— Data about app and page elements —
◆ ◆ ◆ ◆ ◆ ◆ ◆

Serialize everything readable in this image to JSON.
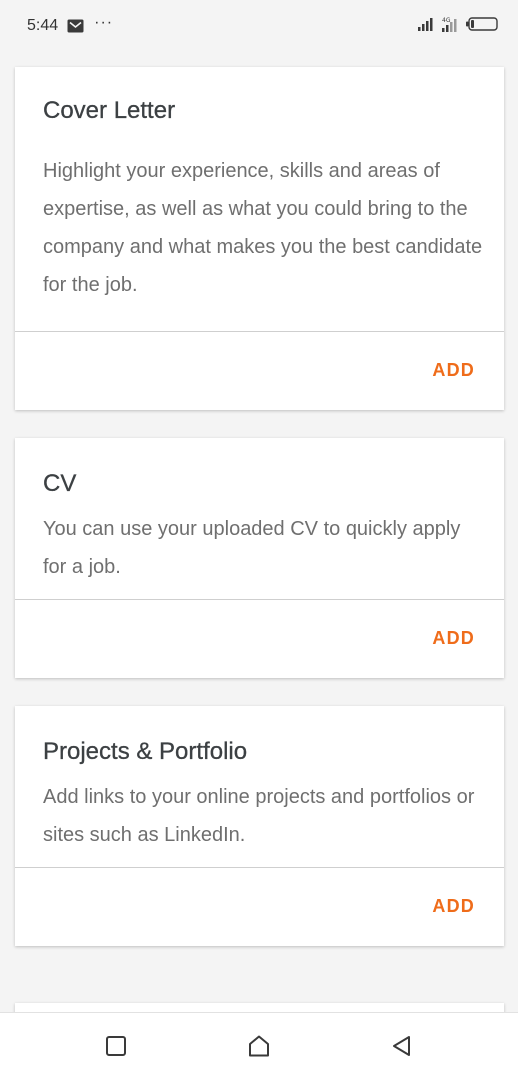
{
  "status_bar": {
    "time": "5:44",
    "icons": [
      "mail-icon",
      "more-dots-icon",
      "signal-icon",
      "signal-icon",
      "battery-icon"
    ],
    "more_indicator": "···"
  },
  "cards": [
    {
      "title": "Cover Letter",
      "description": "Highlight your experience, skills and areas of expertise, as well as what you could bring to the company and what makes you the best candidate for the job.",
      "action": "ADD"
    },
    {
      "title": "CV",
      "description": "You can use your uploaded CV to quickly apply for a job.",
      "action": "ADD"
    },
    {
      "title": "Projects & Portfolio",
      "description": "Add links to your online projects and portfolios or sites such as LinkedIn.",
      "action": "ADD"
    }
  ],
  "nav_bar": {
    "icons": [
      "recents-square-icon",
      "home-icon",
      "back-triangle-icon"
    ]
  },
  "colors": {
    "accent": "#ef6c1a",
    "title_text": "#3c4043",
    "body_text": "#6f6f6f",
    "background": "#f4f4f4"
  }
}
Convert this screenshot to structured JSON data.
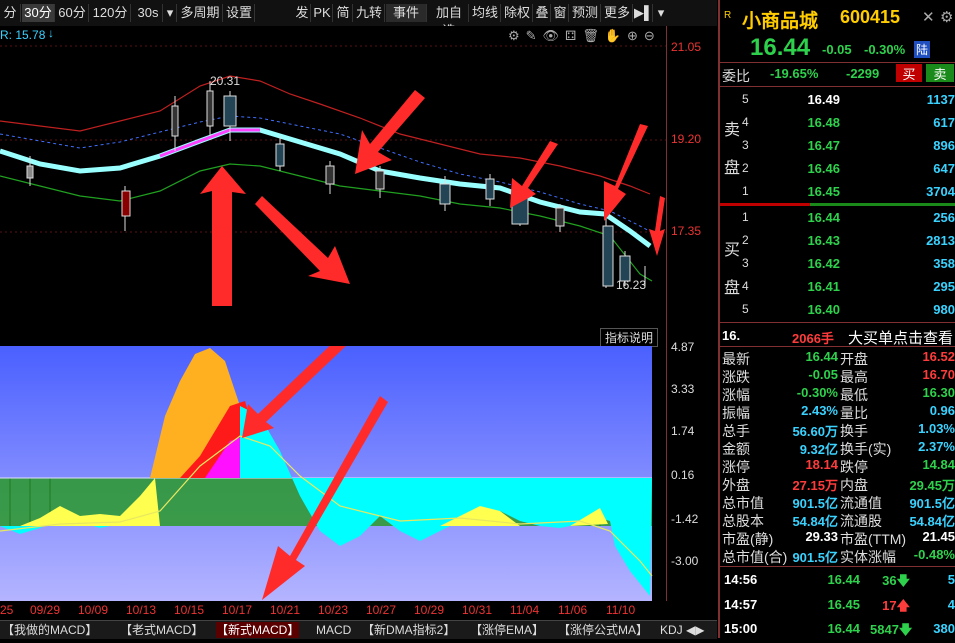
{
  "toolbar": {
    "items": [
      "分",
      "30分",
      "60分",
      "120分",
      "30s",
      "多周期",
      "设置"
    ],
    "right_items": [
      "发",
      "PK",
      "简",
      "九转",
      "事件",
      "加自选",
      "均线",
      "除权",
      "叠",
      "窗",
      "预测",
      "更多"
    ]
  },
  "chart": {
    "ma_label": "R: 15.78",
    "price_axis": [
      "21.05",
      "19.20",
      "17.35"
    ],
    "high_marker": "20.31",
    "low_marker": "16.23",
    "macd_header": "指标说明",
    "macd_axis": [
      "4.87",
      "3.33",
      "1.74",
      "0.16",
      "-1.42",
      "-3.00"
    ],
    "dates": [
      "25",
      "09/29",
      "10/09",
      "10/13",
      "10/15",
      "10/17",
      "10/21",
      "10/23",
      "10/27",
      "10/29",
      "10/31",
      "11/04",
      "11/06",
      "11/10"
    ]
  },
  "bottom_tabs": [
    "我做的MACD",
    "老式MACD",
    "新式MACD",
    "MACD",
    "新DMA指标2",
    "涨停EMA",
    "涨停公式MA",
    "KDJ"
  ],
  "quote": {
    "name": "小商品城",
    "code": "600415",
    "price": "16.44",
    "change": "-0.05",
    "change_pct": "-0.30%",
    "exchange": "陆",
    "weibi_label": "委比",
    "weibi": "-19.65%",
    "weicha": "-2299",
    "sell_btn": "买",
    "buy_btn": "卖",
    "sell_label": [
      "卖",
      "盘"
    ],
    "buy_label": [
      "买",
      "盘"
    ],
    "asks": [
      {
        "lvl": "5",
        "price": "16.49",
        "vol": "1137"
      },
      {
        "lvl": "4",
        "price": "16.48",
        "vol": "617"
      },
      {
        "lvl": "3",
        "price": "16.47",
        "vol": "896"
      },
      {
        "lvl": "2",
        "price": "16.46",
        "vol": "647"
      },
      {
        "lvl": "1",
        "price": "16.45",
        "vol": "3704"
      }
    ],
    "bids": [
      {
        "lvl": "1",
        "price": "16.44",
        "vol": "256"
      },
      {
        "lvl": "2",
        "price": "16.43",
        "vol": "2813"
      },
      {
        "lvl": "3",
        "price": "16.42",
        "vol": "358"
      },
      {
        "lvl": "4",
        "price": "16.41",
        "vol": "295"
      },
      {
        "lvl": "5",
        "price": "16.40",
        "vol": "980"
      }
    ],
    "big_order_price": "16.",
    "big_order_vol": "2066手",
    "big_order_link": "大买单点击查看",
    "stats": [
      {
        "l1": "最新",
        "v1": "16.44",
        "c1": "green",
        "l2": "开盘",
        "v2": "16.52",
        "c2": "red"
      },
      {
        "l1": "涨跌",
        "v1": "-0.05",
        "c1": "green",
        "l2": "最高",
        "v2": "16.70",
        "c2": "red"
      },
      {
        "l1": "涨幅",
        "v1": "-0.30%",
        "c1": "green",
        "l2": "最低",
        "v2": "16.30",
        "c2": "green"
      },
      {
        "l1": "振幅",
        "v1": "2.43%",
        "c1": "cyan",
        "l2": "量比",
        "v2": "0.96",
        "c2": "cyan"
      },
      {
        "l1": "总手",
        "v1": "56.60万",
        "c1": "cyan",
        "l2": "换手",
        "v2": "1.03%",
        "c2": "cyan"
      },
      {
        "l1": "金额",
        "v1": "9.32亿",
        "c1": "cyan",
        "l2": "换手(实)",
        "v2": "2.37%",
        "c2": "cyan"
      },
      {
        "l1": "涨停",
        "v1": "18.14",
        "c1": "red",
        "l2": "跌停",
        "v2": "14.84",
        "c2": "green"
      },
      {
        "l1": "外盘",
        "v1": "27.15万",
        "c1": "red",
        "l2": "内盘",
        "v2": "29.45万",
        "c2": "green"
      },
      {
        "l1": "总市值",
        "v1": "901.5亿",
        "c1": "cyan",
        "l2": "流通值",
        "v2": "901.5亿",
        "c2": "cyan"
      },
      {
        "l1": "总股本",
        "v1": "54.84亿",
        "c1": "cyan",
        "l2": "流通股",
        "v2": "54.84亿",
        "c2": "cyan"
      },
      {
        "l1": "市盈(静)",
        "v1": "29.33",
        "c1": "white",
        "l2": "市盈(TTM)",
        "v2": "21.45",
        "c2": "white"
      },
      {
        "l1": "总市值(合)",
        "v1": "901.5亿",
        "c1": "cyan",
        "l2": "实体涨幅",
        "v2": "-0.48%",
        "c2": "green"
      }
    ],
    "ticks": [
      {
        "time": "14:56",
        "price": "16.44",
        "vol": "36",
        "dir": "down",
        "cnt": "5"
      },
      {
        "time": "14:57",
        "price": "16.45",
        "vol": "17",
        "dir": "up",
        "cnt": "4"
      },
      {
        "time": "15:00",
        "price": "16.44",
        "vol": "5847",
        "dir": "down",
        "cnt": "380"
      }
    ]
  },
  "colors": {
    "up": "#ff3c3c",
    "down": "#2ed14c",
    "accent": "#3ad2ff",
    "arrow": "#ff3030"
  }
}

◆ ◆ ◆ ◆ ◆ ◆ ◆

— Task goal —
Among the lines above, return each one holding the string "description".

— Response to the exercise —
      "description": "Highlight your experience, skills and areas of expertise, as well as what you could bring to the company and what makes you the best candidate for the job.",
      "description": "You can use your uploaded CV to quickly apply for a job.",
      "description": "Add links to your online projects and portfolios or sites such as LinkedIn.",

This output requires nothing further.